Like most of you, even I am an ardent Vale fan. There was a time when the Italian master used to ride the Repsol Honda bikes and made winning a MotoGP championship look one of the easiest tasks in the world. Several times I saw the champ run off the tar, lose several positions on the grid, get back to business, overtake everyone who passed him in a matter of a couple of laps, and claim the top spot on the podium. His dominance had almost started make MotoGP look boring.
And then he shifted to Yamaha, and won his very first race on the new bike. The Doctor couldn’t do any wrong back then. Give him a Tobu cycle, and for all you know he would finish on the podium even with that piece of machinery. Back in the day, Rossi was the god of motorcycling and as it would seem, even the errors he made were just to give the opposition a slight hope to win, just to keep the matters interesting.
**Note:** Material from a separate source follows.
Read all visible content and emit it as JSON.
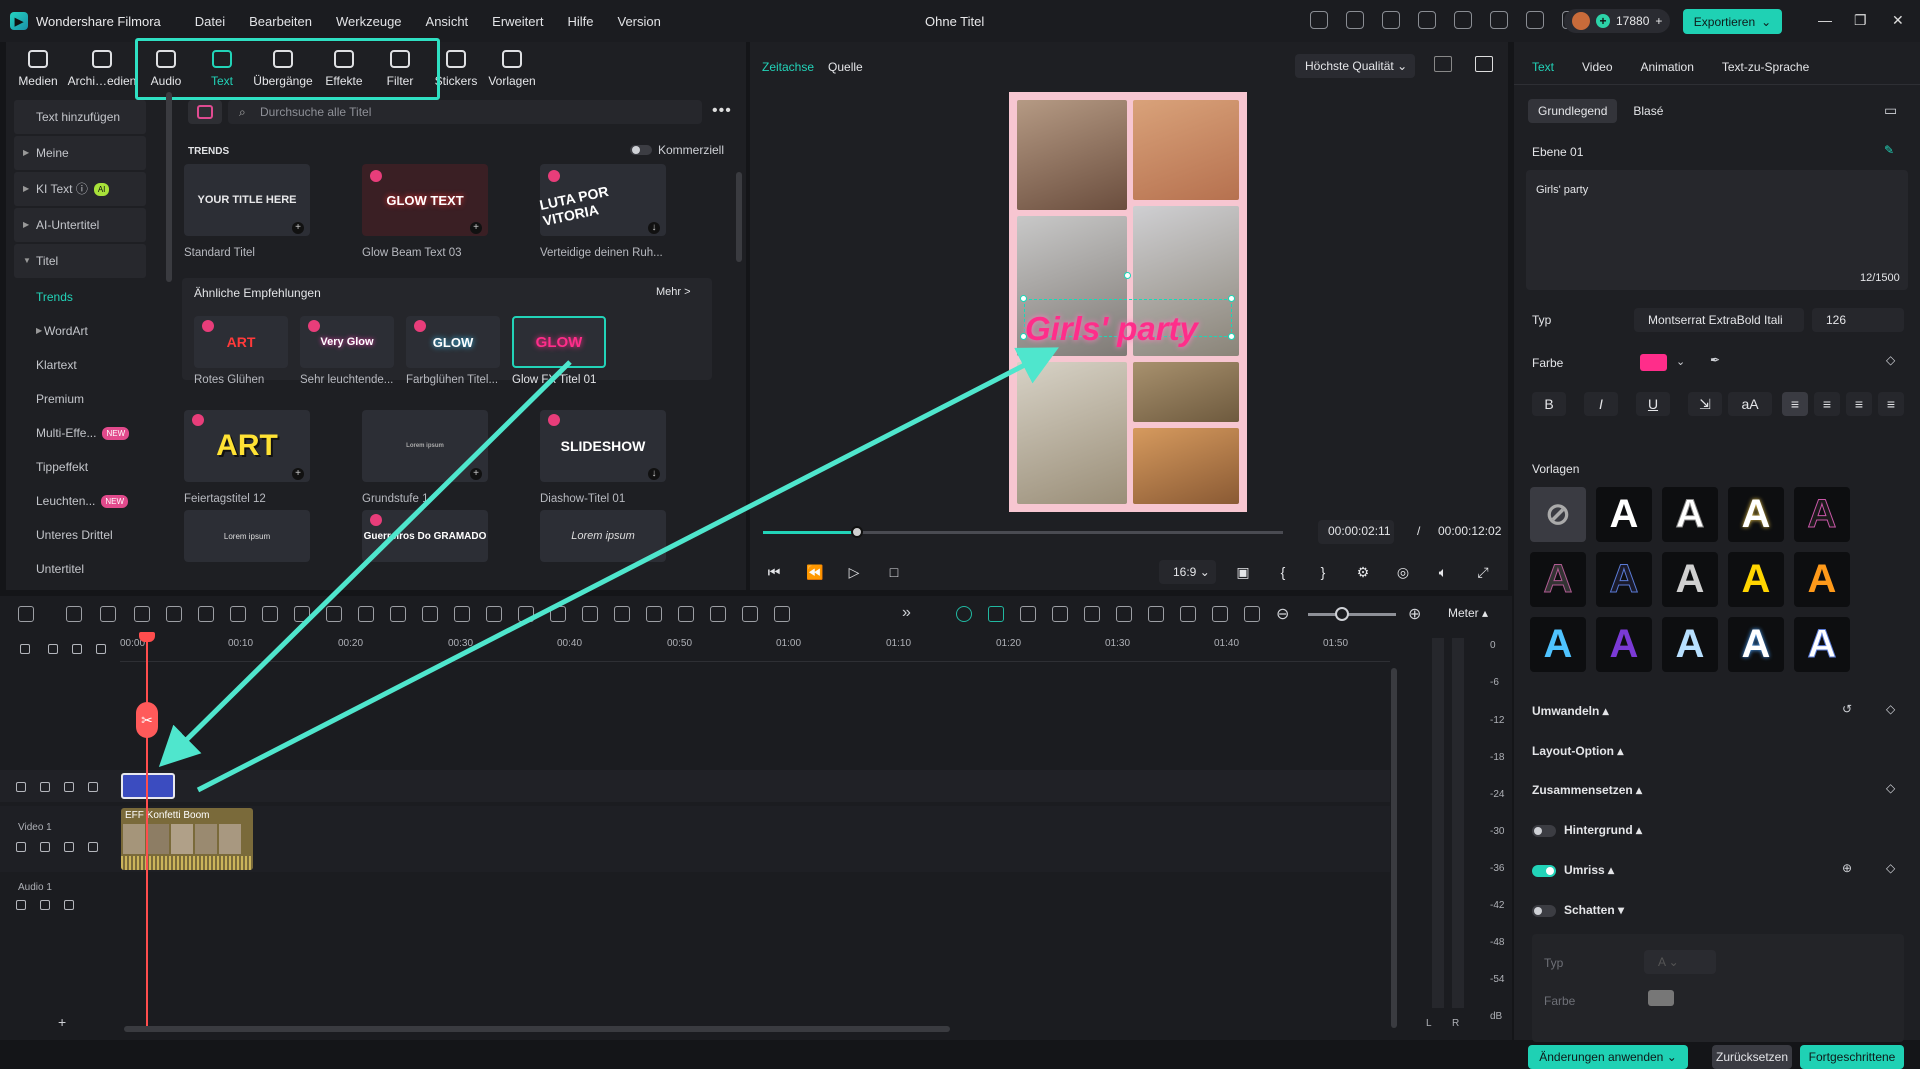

After winning the championship for an incredible five times from 2001 to 2005, Rossi, finally exhibited the first signs of being a human in 2006 when he lost the title to a rather undeserving Nicky Hayden. The story continued the next year too, when an extremely deserving Casey Stoner brought glory to Ducati by winning the championship.The Doctor came back in style in the next two years, bagging the championship again on the Yamaha, though not in the convincing fashion he is known for. Last year he lost the crown again to his courageous and talented team-mate Jorge Lorenzo, a racer who seems to have the makings of being a legend himself.
Now, in motorsport, you win some and you lose some. Rossi has pretty much dominated the sport like no-one else, and arguably has nothing more to prove. Arguably, mind you. The man has shifted to Ducati, a team which is known for the sheer brute force of its bikes, than their finesse or corner carving capabilities. And the gifted Italian seems to be struggling on the new bike. Not only are the bikes not as well sorted as their Japanese counterparts around the corners, they are being swallowed on the straights as well by the Hondas for a change.
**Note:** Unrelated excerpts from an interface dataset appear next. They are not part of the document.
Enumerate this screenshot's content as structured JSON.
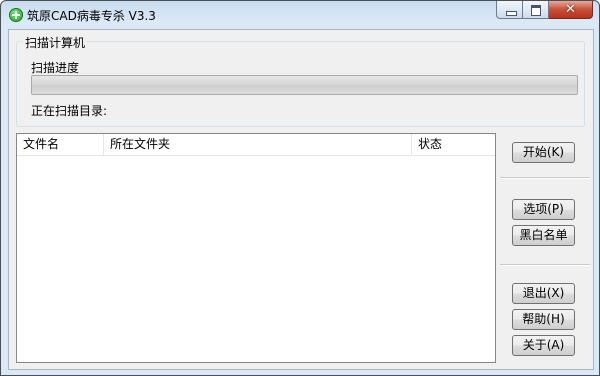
{
  "window": {
    "title": "筑原CAD病毒专杀  V3.3",
    "controls": {
      "close_glyph": "✕"
    }
  },
  "scan": {
    "group_title": "扫描计算机",
    "progress_label": "扫描进度",
    "progress_value": 0,
    "current_dir_label": "正在扫描目录:"
  },
  "results": {
    "columns": [
      "文件名",
      "所在文件夹",
      "状态"
    ],
    "rows": []
  },
  "actions": {
    "start": "开始(K)",
    "options": "选项(P)",
    "blackwhite_list": "黑白名单",
    "exit": "退出(X)",
    "help": "帮助(H)",
    "about": "关于(A)"
  }
}
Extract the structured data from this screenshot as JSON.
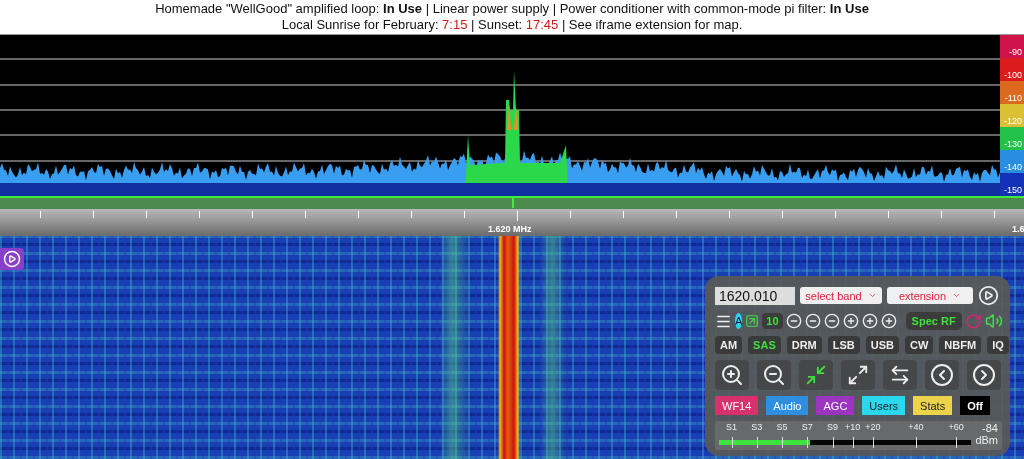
{
  "header": {
    "line_1": "Homemade \"WellGood\" amplified loop: **In Use** | Linear power supply | Power conditioner with common-mode pi filter: **In Use**",
    "line_2": [
      {
        "kind": "text",
        "text": "Local Sunrise for February: "
      },
      {
        "kind": "time",
        "text": "7:15"
      },
      {
        "kind": "text",
        "text": " | Sunset: "
      },
      {
        "kind": "time",
        "text": "17:45"
      },
      {
        "kind": "text",
        "text": " | See iframe extension for map."
      }
    ]
  },
  "db_scale": [
    {
      "label": "-90",
      "color": "#d0144a"
    },
    {
      "label": "-100",
      "color": "#dc1c1c"
    },
    {
      "label": "-110",
      "color": "#dc6a1e"
    },
    {
      "label": "-120",
      "color": "#dcc034"
    },
    {
      "label": "-130",
      "color": "#22c24a"
    },
    {
      "label": "-140",
      "color": "#2a8ee0"
    },
    {
      "label": "-150",
      "color": "#1432b8"
    }
  ],
  "frequency_scale": {
    "center_label": "1.620 MHz",
    "edge_label": "1.6"
  },
  "panel": {
    "frequency": "1620.010",
    "band_select": "select band",
    "extension_select": "extension",
    "user_badge": "A",
    "zoom_level": "10",
    "spec_button": "Spec RF",
    "modes": [
      {
        "label": "AM",
        "selected": false
      },
      {
        "label": "SAS",
        "selected": true
      },
      {
        "label": "DRM",
        "selected": false
      },
      {
        "label": "LSB",
        "selected": false
      },
      {
        "label": "USB",
        "selected": false
      },
      {
        "label": "CW",
        "selected": false
      },
      {
        "label": "NBFM",
        "selected": false
      },
      {
        "label": "IQ",
        "selected": false
      }
    ],
    "tabs": [
      {
        "label": "WF14",
        "color": "#d8326e"
      },
      {
        "label": "Audio",
        "color": "#2e8fe0"
      },
      {
        "label": "AGC",
        "color": "#9b35c0"
      },
      {
        "label": "Users",
        "color": "#2ad8ee"
      },
      {
        "label": "Stats",
        "color": "#ecd34a"
      },
      {
        "label": "Off",
        "color": "#000000"
      }
    ],
    "meter": {
      "labels": [
        "S1",
        "S3",
        "S5",
        "S7",
        "S9",
        "+10",
        "+20",
        "+40",
        "+60"
      ],
      "reading": "-84",
      "unit": "dBm",
      "level": 0.36
    }
  }
}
The Doctor seems to have turned into a patient after his recent shoulder injury, and the lack of strength in that technically critical body part is preventing him from pushing 100 percent. A technically inferior bike, some really serious competition (Lorenzo, Stoner, Pedros – in that order), and some seriously better competing machinery – Rossi has never had the odds lined up against him so intimidatingly in his entire career. Or probably he had the machinery to make it look easy, back then. He has never looked as helpless and struggling as he does right now. The man who used to invariably be on pole position, is struggling to be among the top 8.
To add to the pressure, for the first time, he is racing for Ducati, which is nothing short of national team for him. His compatriot fans want him to ‘bring home the cup’ for them. In short, Rossi needs to win the championship on Ducati, and he needs to win it more than ever. To expect him to pull it off this very year would be unfair, but he has to make it happen in the 2012 season.
Would he be able to do it? Another question, how many world championships do you think Rossi has left in him? Do let us know your views.